Extracted records

====

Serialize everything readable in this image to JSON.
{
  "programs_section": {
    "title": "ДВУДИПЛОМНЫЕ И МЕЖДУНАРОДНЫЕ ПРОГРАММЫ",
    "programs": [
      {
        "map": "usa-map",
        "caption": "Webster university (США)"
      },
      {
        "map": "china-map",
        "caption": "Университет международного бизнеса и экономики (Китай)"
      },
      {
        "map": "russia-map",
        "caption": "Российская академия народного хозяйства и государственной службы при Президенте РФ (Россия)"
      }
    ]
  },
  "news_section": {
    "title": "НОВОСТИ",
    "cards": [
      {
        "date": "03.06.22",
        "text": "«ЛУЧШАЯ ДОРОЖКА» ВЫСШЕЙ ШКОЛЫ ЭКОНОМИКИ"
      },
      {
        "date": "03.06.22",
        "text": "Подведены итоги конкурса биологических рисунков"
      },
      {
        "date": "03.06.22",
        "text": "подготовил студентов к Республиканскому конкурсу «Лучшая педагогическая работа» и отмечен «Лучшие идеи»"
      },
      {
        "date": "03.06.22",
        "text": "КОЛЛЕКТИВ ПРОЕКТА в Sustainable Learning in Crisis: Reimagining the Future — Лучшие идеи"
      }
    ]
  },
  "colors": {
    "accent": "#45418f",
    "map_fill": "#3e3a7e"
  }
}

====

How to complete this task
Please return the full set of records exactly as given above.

Solution for this task
Serialize everything readable in this image to JSON.
{
  "programs_section": {
    "title": "ДВУДИПЛОМНЫЕ И МЕЖДУНАРОДНЫЕ ПРОГРАММЫ",
    "programs": [
      {
        "map": "usa-map",
        "caption": "Webster university (США)"
      },
      {
        "map": "china-map",
        "caption": "Университет международного бизнеса и экономики (Китай)"
      },
      {
        "map": "russia-map",
        "caption": "Российская академия народного хозяйства и государственной службы при Президенте РФ (Россия)"
      }
    ]
  },
  "news_section": {
    "title": "НОВОСТИ",
    "cards": [
      {
        "date": "03.06.22",
        "text": "«ЛУЧШАЯ ДОРОЖКА» ВЫСШЕЙ ШКОЛЫ ЭКОНОМИКИ"
      },
      {
        "date": "03.06.22",
        "text": "Подведены итоги конкурса биологических рисунков"
      },
      {
        "date": "03.06.22",
        "text": "подготовил студентов к Республиканскому конкурсу «Лучшая педагогическая работа» и отмечен «Лучшие идеи»"
      },
      {
        "date": "03.06.22",
        "text": "КОЛЛЕКТИВ ПРОЕКТА в Sustainable Learning in Crisis: Reimagining the Future — Лучшие идеи"
      }
    ]
  },
  "colors": {
    "accent": "#45418f",
    "map_fill": "#3e3a7e"
  }
}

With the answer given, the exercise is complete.